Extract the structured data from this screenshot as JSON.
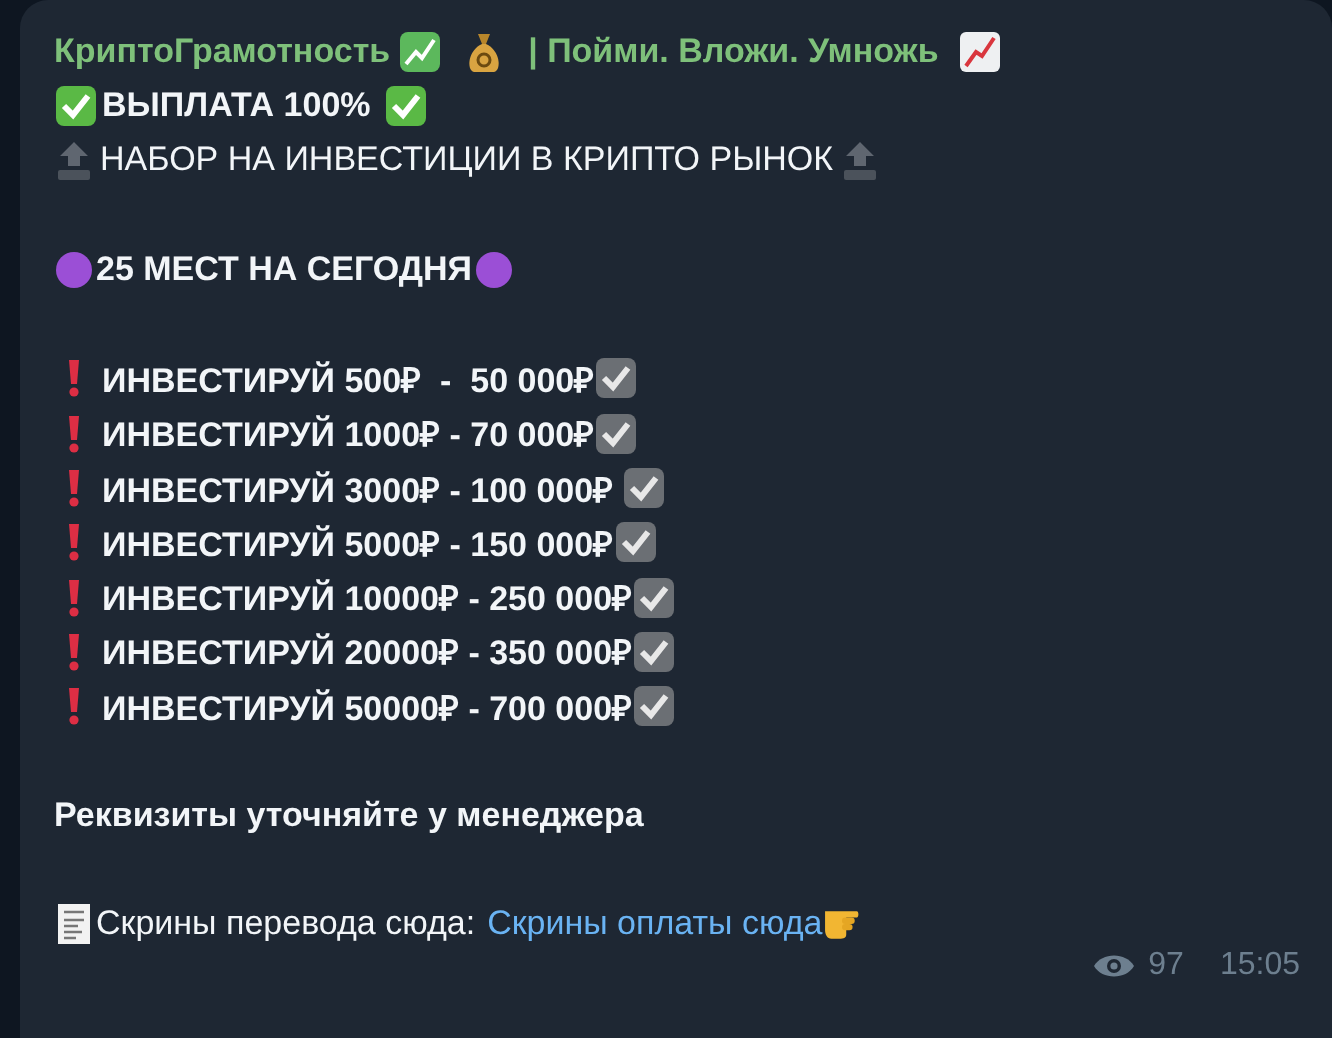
{
  "channel": {
    "name": "КриптоГрамотность",
    "tagline": "| Пойми. Вложи. Умножь"
  },
  "payout": "ВЫПЛАТА 100%",
  "recruitment": "НАБОР НА ИНВЕСТИЦИИ В КРИПТО РЫНОК",
  "spots": "25 МЕСТ НА СЕГОДНЯ",
  "offers": [
    "ИНВЕСТИРУЙ 500₽  -  50 000₽",
    "ИНВЕСТИРУЙ 1000₽ - 70 000₽",
    "ИНВЕСТИРУЙ 3000₽ - 100 000₽ ",
    "ИНВЕСТИРУЙ 5000₽ - 150 000₽",
    "ИНВЕСТИРУЙ 10000₽ - 250 000₽",
    "ИНВЕСТИРУЙ 20000₽ - 350 000₽",
    "ИНВЕСТИРУЙ 50000₽ - 700 000₽"
  ],
  "details_note": "Реквизиты уточняйте у менеджера",
  "screens": {
    "text": "Скрины перевода сюда:",
    "link": "Скрины оплаты сюда"
  },
  "footer": {
    "views": "97",
    "time": "15:05"
  }
}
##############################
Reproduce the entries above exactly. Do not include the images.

__SOLUTION TO THIS TASK__:
Extract the structured data from this screenshot as JSON.
{
  "channel": {
    "name": "КриптоГрамотность",
    "tagline": "| Пойми. Вложи. Умножь"
  },
  "payout": "ВЫПЛАТА 100%",
  "recruitment": "НАБОР НА ИНВЕСТИЦИИ В КРИПТО РЫНОК",
  "spots": "25 МЕСТ НА СЕГОДНЯ",
  "offers": [
    "ИНВЕСТИРУЙ 500₽  -  50 000₽",
    "ИНВЕСТИРУЙ 1000₽ - 70 000₽",
    "ИНВЕСТИРУЙ 3000₽ - 100 000₽ ",
    "ИНВЕСТИРУЙ 5000₽ - 150 000₽",
    "ИНВЕСТИРУЙ 10000₽ - 250 000₽",
    "ИНВЕСТИРУЙ 20000₽ - 350 000₽",
    "ИНВЕСТИРУЙ 50000₽ - 700 000₽"
  ],
  "details_note": "Реквизиты уточняйте у менеджера",
  "screens": {
    "text": "Скрины перевода сюда:",
    "link": "Скрины оплаты сюда"
  },
  "footer": {
    "views": "97",
    "time": "15:05"
  }
}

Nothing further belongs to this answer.